| How to complete this task |
Pictures excluded, copy all of the data below exactly.

** Opening Given records block **

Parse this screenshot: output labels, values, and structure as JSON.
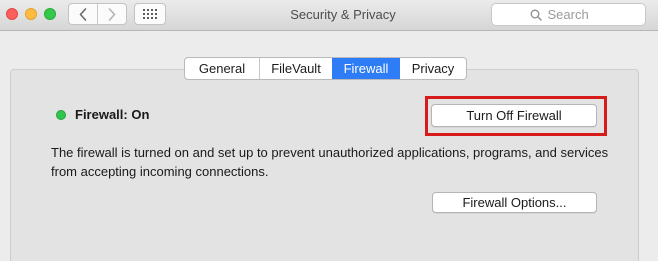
{
  "window": {
    "title": "Security & Privacy"
  },
  "toolbar": {
    "back_icon": "chevron-left-icon",
    "forward_icon": "chevron-right-icon",
    "show_all_icon": "grid-icon",
    "search_icon": "search-icon",
    "search_placeholder": "Search"
  },
  "tabs": [
    {
      "label": "General",
      "active": false
    },
    {
      "label": "FileVault",
      "active": false
    },
    {
      "label": "Firewall",
      "active": true
    },
    {
      "label": "Privacy",
      "active": false
    }
  ],
  "firewall": {
    "status_label": "Firewall: On",
    "status_color": "#31c54a",
    "turn_off_label": "Turn Off Firewall",
    "description": "The firewall is turned on and set up to prevent unauthorized applications, programs, and services from accepting incoming connections.",
    "options_label": "Firewall Options..."
  },
  "colors": {
    "accent": "#2e7cf6",
    "highlight": "#d71a1a"
  }
}
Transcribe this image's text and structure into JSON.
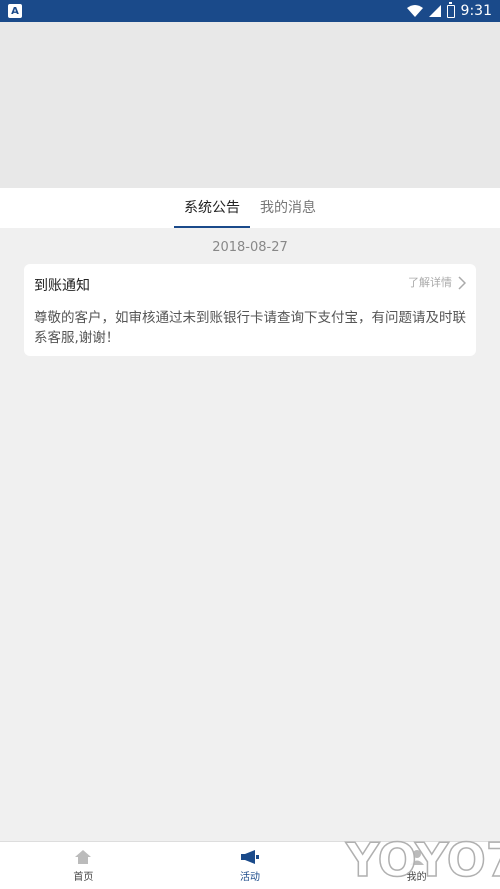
{
  "status_bar": {
    "app_badge": "A",
    "time": "9:31"
  },
  "tabs": [
    {
      "label": "系统公告",
      "active": true
    },
    {
      "label": "我的消息",
      "active": false
    }
  ],
  "notice": {
    "date": "2018-08-27",
    "title": "到账通知",
    "more_label": "了解详情",
    "body": "尊敬的客户，如审核通过未到账银行卡请查询下支付宝，有问题请及时联系客服,谢谢！"
  },
  "bottom_nav": [
    {
      "label": "首页",
      "icon": "home-icon",
      "active": false
    },
    {
      "label": "活动",
      "icon": "megaphone-icon",
      "active": true
    },
    {
      "label": "我的",
      "icon": "user-icon",
      "active": false
    }
  ],
  "watermark_text": "YOYO7",
  "colors": {
    "primary": "#1a4a8a",
    "background": "#f0f0f0",
    "card": "#ffffff"
  }
}
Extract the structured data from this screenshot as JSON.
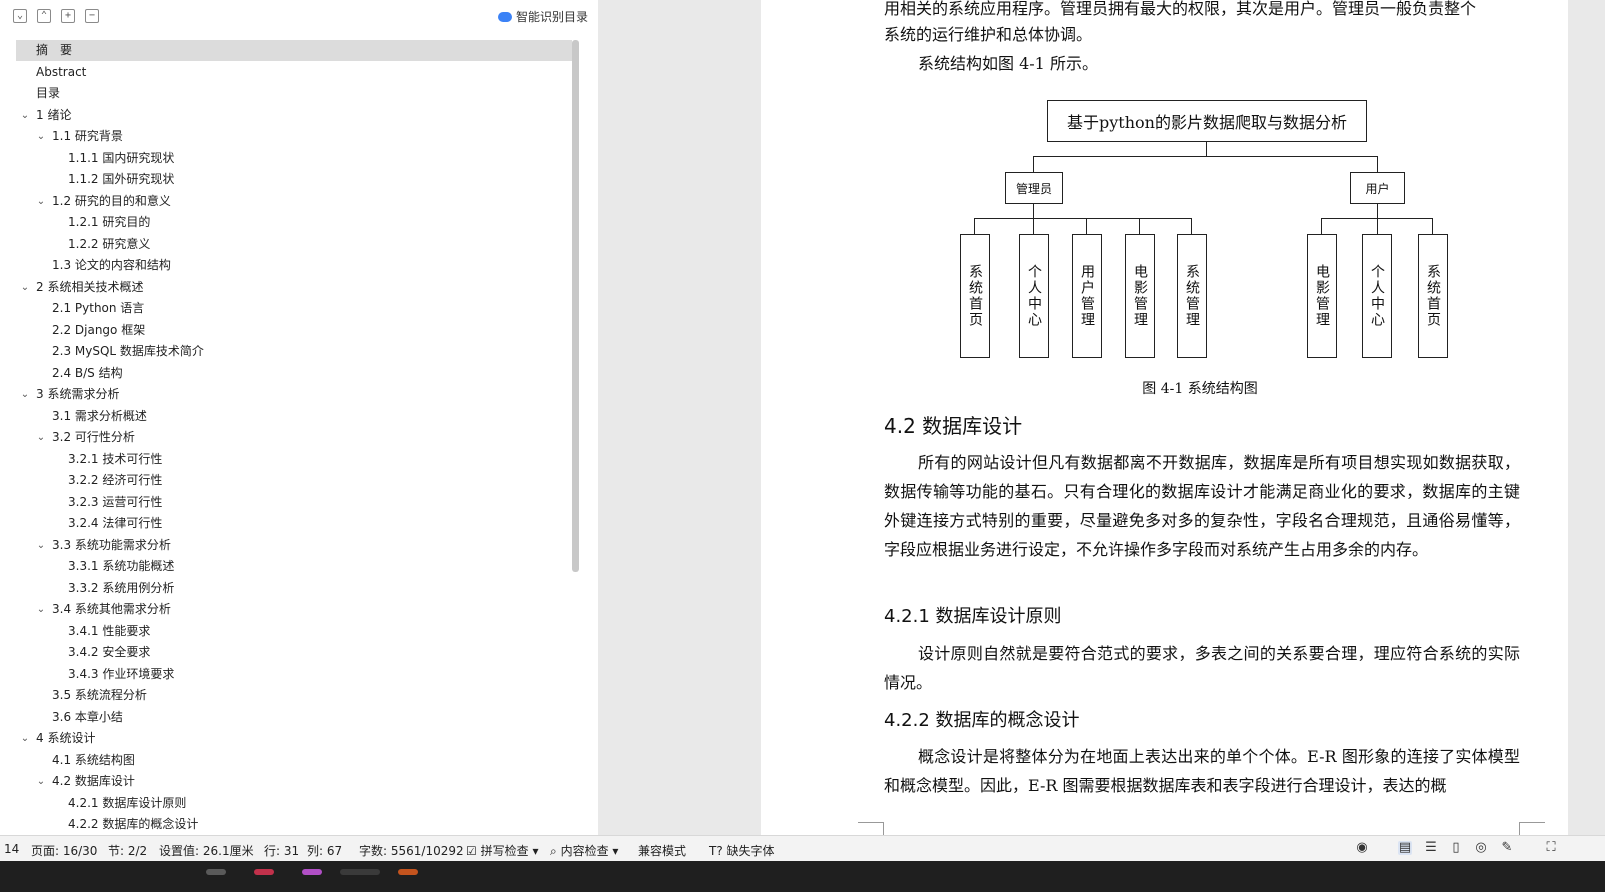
{
  "nav": {
    "smart_toc": "智能识别目录",
    "toolbar_icons": [
      "expand-all-icon",
      "collapse-all-icon",
      "plus-icon",
      "minus-icon"
    ],
    "items": [
      {
        "label": "摘　要",
        "level": 0,
        "active": true,
        "chevron": false
      },
      {
        "label": "Abstract",
        "level": 0,
        "chevron": false
      },
      {
        "label": "目录",
        "level": 0,
        "chevron": false
      },
      {
        "label": "1 绪论",
        "level": 0,
        "chevron": true
      },
      {
        "label": "1.1  研究背景",
        "level": 1,
        "chevron": true
      },
      {
        "label": "1.1.1 国内研究现状",
        "level": 2,
        "chevron": false
      },
      {
        "label": "1.1.2 国外研究现状",
        "level": 2,
        "chevron": false
      },
      {
        "label": "1.2 研究的目的和意义",
        "level": 1,
        "chevron": true
      },
      {
        "label": "1.2.1 研究目的",
        "level": 2,
        "chevron": false
      },
      {
        "label": "1.2.2  研究意义",
        "level": 2,
        "chevron": false
      },
      {
        "label": "1.3  论文的内容和结构",
        "level": 1,
        "chevron": false
      },
      {
        "label": "2 系统相关技术概述",
        "level": 0,
        "chevron": true
      },
      {
        "label": "2.1 Python 语言",
        "level": 1,
        "chevron": false
      },
      {
        "label": "2.2 Django 框架",
        "level": 1,
        "chevron": false
      },
      {
        "label": "2.3 MySQL 数据库技术简介",
        "level": 1,
        "chevron": false
      },
      {
        "label": "2.4 B/S 结构",
        "level": 1,
        "chevron": false
      },
      {
        "label": "3 系统需求分析",
        "level": 0,
        "chevron": true
      },
      {
        "label": "3.1 需求分析概述",
        "level": 1,
        "chevron": false
      },
      {
        "label": "3.2 可行性分析",
        "level": 1,
        "chevron": true
      },
      {
        "label": "3.2.1 技术可行性",
        "level": 2,
        "chevron": false
      },
      {
        "label": "3.2.2 经济可行性",
        "level": 2,
        "chevron": false
      },
      {
        "label": "3.2.3 运营可行性",
        "level": 2,
        "chevron": false
      },
      {
        "label": "3.2.4 法律可行性",
        "level": 2,
        "chevron": false
      },
      {
        "label": "3.3 系统功能需求分析",
        "level": 1,
        "chevron": true
      },
      {
        "label": "3.3.1 系统功能概述",
        "level": 2,
        "chevron": false
      },
      {
        "label": "3.3.2 系统用例分析",
        "level": 2,
        "chevron": false
      },
      {
        "label": "3.4 系统其他需求分析",
        "level": 1,
        "chevron": true
      },
      {
        "label": "3.4.1 性能要求",
        "level": 2,
        "chevron": false
      },
      {
        "label": "3.4.2 安全要求",
        "level": 2,
        "chevron": false
      },
      {
        "label": "3.4.3 作业环境要求",
        "level": 2,
        "chevron": false
      },
      {
        "label": "3.5 系统流程分析",
        "level": 1,
        "chevron": false
      },
      {
        "label": "3.6 本章小结",
        "level": 1,
        "chevron": false
      },
      {
        "label": "4  系统设计",
        "level": 0,
        "chevron": true
      },
      {
        "label": "4.1 系统结构图",
        "level": 1,
        "chevron": false
      },
      {
        "label": "4.2 数据库设计",
        "level": 1,
        "chevron": true
      },
      {
        "label": "4.2.1 数据库设计原则",
        "level": 2,
        "chevron": false
      },
      {
        "label": "4.2.2 数据库的概念设计",
        "level": 2,
        "chevron": false
      }
    ]
  },
  "doc": {
    "intro_lines": [
      "用相关的系统应用程序。管理员拥有最大的权限，其次是用户。管理员一般负责整个",
      "系统的运行维护和总体协调。"
    ],
    "structure_ref": "系统结构如图 4-1 所示。",
    "diagram": {
      "root": "基于python的影片数据爬取与数据分析",
      "admin": "管理员",
      "user": "用户",
      "admin_leaves": [
        "系统首页",
        "个人中心",
        "用户管理",
        "电影管理",
        "系统管理"
      ],
      "user_leaves": [
        "电影管理",
        "个人中心",
        "系统首页"
      ]
    },
    "caption": "图 4-1 系统结构图",
    "h_db": "4.2 数据库设计",
    "db_para": "所有的网站设计但凡有数据都离不开数据库，数据库是所有项目想实现如数据获取，数据传输等功能的基石。只有合理化的数据库设计才能满足商业化的要求，数据库的主键外键连接方式特别的重要，尽量避免多对多的复杂性，字段名合理规范，且通俗易懂等，字段应根据业务进行设定，不允许操作多字段而对系统产生占用多余的内存。",
    "h_principle": "4.2.1 数据库设计原则",
    "principle_para": "设计原则自然就是要符合范式的要求，多表之间的关系要合理，理应符合系统的实际情况。",
    "h_concept": "4.2.2 数据库的概念设计",
    "concept_para": "概念设计是将整体分为在地面上表达出来的单个个体。E-R 图形象的连接了实体模型和概念模型。因此，E-R 图需要根据数据库表和表字段进行合理设计，表达的概"
  },
  "status": {
    "left_num": "14",
    "page": "页面: 16/30",
    "section": "节: 2/2",
    "setting": "设置值: 26.1厘米",
    "row": "行: 31",
    "col": "列: 67",
    "words": "字数: 5561/10292",
    "spell": "拼写检查",
    "content": "内容检查",
    "compat": "兼容模式",
    "missing_font": "缺失字体"
  }
}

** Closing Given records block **

| Exercise response |
Parse this screenshot: output labels, values, and structure as JSON.
{
  "window": {
    "title": "Security & Privacy"
  },
  "toolbar": {
    "back_icon": "chevron-left-icon",
    "forward_icon": "chevron-right-icon",
    "show_all_icon": "grid-icon",
    "search_icon": "search-icon",
    "search_placeholder": "Search"
  },
  "tabs": [
    {
      "label": "General",
      "active": false
    },
    {
      "label": "FileVault",
      "active": false
    },
    {
      "label": "Firewall",
      "active": true
    },
    {
      "label": "Privacy",
      "active": false
    }
  ],
  "firewall": {
    "status_label": "Firewall: On",
    "status_color": "#31c54a",
    "turn_off_label": "Turn Off Firewall",
    "description": "The firewall is turned on and set up to prevent unauthorized applications, programs, and services from accepting incoming connections.",
    "options_label": "Firewall Options..."
  },
  "colors": {
    "accent": "#2e7cf6",
    "highlight": "#d71a1a"
  }
}
Transcribe this image's text and structure into JSON.
{
  "status_bar": {
    "app_badge": "A",
    "time": "9:31"
  },
  "tabs": [
    {
      "label": "系统公告",
      "active": true
    },
    {
      "label": "我的消息",
      "active": false
    }
  ],
  "notice": {
    "date": "2018-08-27",
    "title": "到账通知",
    "more_label": "了解详情",
    "body": "尊敬的客户，如审核通过未到账银行卡请查询下支付宝，有问题请及时联系客服,谢谢！"
  },
  "bottom_nav": [
    {
      "label": "首页",
      "icon": "home-icon",
      "active": false
    },
    {
      "label": "活动",
      "icon": "megaphone-icon",
      "active": true
    },
    {
      "label": "我的",
      "icon": "user-icon",
      "active": false
    }
  ],
  "watermark_text": "YOYO7",
  "colors": {
    "primary": "#1a4a8a",
    "background": "#f0f0f0",
    "card": "#ffffff"
  }
}
Extract the structured data from this screenshot as JSON.
{
  "nav": {
    "smart_toc": "智能识别目录",
    "toolbar_icons": [
      "expand-all-icon",
      "collapse-all-icon",
      "plus-icon",
      "minus-icon"
    ],
    "items": [
      {
        "label": "摘　要",
        "level": 0,
        "active": true,
        "chevron": false
      },
      {
        "label": "Abstract",
        "level": 0,
        "chevron": false
      },
      {
        "label": "目录",
        "level": 0,
        "chevron": false
      },
      {
        "label": "1 绪论",
        "level": 0,
        "chevron": true
      },
      {
        "label": "1.1  研究背景",
        "level": 1,
        "chevron": true
      },
      {
        "label": "1.1.1 国内研究现状",
        "level": 2,
        "chevron": false
      },
      {
        "label": "1.1.2 国外研究现状",
        "level": 2,
        "chevron": false
      },
      {
        "label": "1.2 研究的目的和意义",
        "level": 1,
        "chevron": true
      },
      {
        "label": "1.2.1 研究目的",
        "level": 2,
        "chevron": false
      },
      {
        "label": "1.2.2  研究意义",
        "level": 2,
        "chevron": false
      },
      {
        "label": "1.3  论文的内容和结构",
        "level": 1,
        "chevron": false
      },
      {
        "label": "2 系统相关技术概述",
        "level": 0,
        "chevron": true
      },
      {
        "label": "2.1 Python 语言",
        "level": 1,
        "chevron": false
      },
      {
        "label": "2.2 Django 框架",
        "level": 1,
        "chevron": false
      },
      {
        "label": "2.3 MySQL 数据库技术简介",
        "level": 1,
        "chevron": false
      },
      {
        "label": "2.4 B/S 结构",
        "level": 1,
        "chevron": false
      },
      {
        "label": "3 系统需求分析",
        "level": 0,
        "chevron": true
      },
      {
        "label": "3.1 需求分析概述",
        "level": 1,
        "chevron": false
      },
      {
        "label": "3.2 可行性分析",
        "level": 1,
        "chevron": true
      },
      {
        "label": "3.2.1 技术可行性",
        "level": 2,
        "chevron": false
      },
      {
        "label": "3.2.2 经济可行性",
        "level": 2,
        "chevron": false
      },
      {
        "label": "3.2.3 运营可行性",
        "level": 2,
        "chevron": false
      },
      {
        "label": "3.2.4 法律可行性",
        "level": 2,
        "chevron": false
      },
      {
        "label": "3.3 系统功能需求分析",
        "level": 1,
        "chevron": true
      },
      {
        "label": "3.3.1 系统功能概述",
        "level": 2,
        "chevron": false
      },
      {
        "label": "3.3.2 系统用例分析",
        "level": 2,
        "chevron": false
      },
      {
        "label": "3.4 系统其他需求分析",
        "level": 1,
        "chevron": true
      },
      {
        "label": "3.4.1 性能要求",
        "level": 2,
        "chevron": false
      },
      {
        "label": "3.4.2 安全要求",
        "level": 2,
        "chevron": false
      },
      {
        "label": "3.4.3 作业环境要求",
        "level": 2,
        "chevron": false
      },
      {
        "label": "3.5 系统流程分析",
        "level": 1,
        "chevron": false
      },
      {
        "label": "3.6 本章小结",
        "level": 1,
        "chevron": false
      },
      {
        "label": "4  系统设计",
        "level": 0,
        "chevron": true
      },
      {
        "label": "4.1 系统结构图",
        "level": 1,
        "chevron": false
      },
      {
        "label": "4.2 数据库设计",
        "level": 1,
        "chevron": true
      },
      {
        "label": "4.2.1 数据库设计原则",
        "level": 2,
        "chevron": false
      },
      {
        "label": "4.2.2 数据库的概念设计",
        "level": 2,
        "chevron": false
      }
    ]
  },
  "doc": {
    "intro_lines": [
      "用相关的系统应用程序。管理员拥有最大的权限，其次是用户。管理员一般负责整个",
      "系统的运行维护和总体协调。"
    ],
    "structure_ref": "系统结构如图 4-1 所示。",
    "diagram": {
      "root": "基于python的影片数据爬取与数据分析",
      "admin": "管理员",
      "user": "用户",
      "admin_leaves": [
        "系统首页",
        "个人中心",
        "用户管理",
        "电影管理",
        "系统管理"
      ],
      "user_leaves": [
        "电影管理",
        "个人中心",
        "系统首页"
      ]
    },
    "caption": "图 4-1 系统结构图",
    "h_db": "4.2 数据库设计",
    "db_para": "所有的网站设计但凡有数据都离不开数据库，数据库是所有项目想实现如数据获取，数据传输等功能的基石。只有合理化的数据库设计才能满足商业化的要求，数据库的主键外键连接方式特别的重要，尽量避免多对多的复杂性，字段名合理规范，且通俗易懂等，字段应根据业务进行设定，不允许操作多字段而对系统产生占用多余的内存。",
    "h_principle": "4.2.1 数据库设计原则",
    "principle_para": "设计原则自然就是要符合范式的要求，多表之间的关系要合理，理应符合系统的实际情况。",
    "h_concept": "4.2.2 数据库的概念设计",
    "concept_para": "概念设计是将整体分为在地面上表达出来的单个个体。E-R 图形象的连接了实体模型和概念模型。因此，E-R 图需要根据数据库表和表字段进行合理设计，表达的概"
  },
  "status": {
    "left_num": "14",
    "page": "页面: 16/30",
    "section": "节: 2/2",
    "setting": "设置值: 26.1厘米",
    "row": "行: 31",
    "col": "列: 67",
    "words": "字数: 5561/10292",
    "spell": "拼写检查",
    "content": "内容检查",
    "compat": "兼容模式",
    "missing_font": "缺失字体"
  }
}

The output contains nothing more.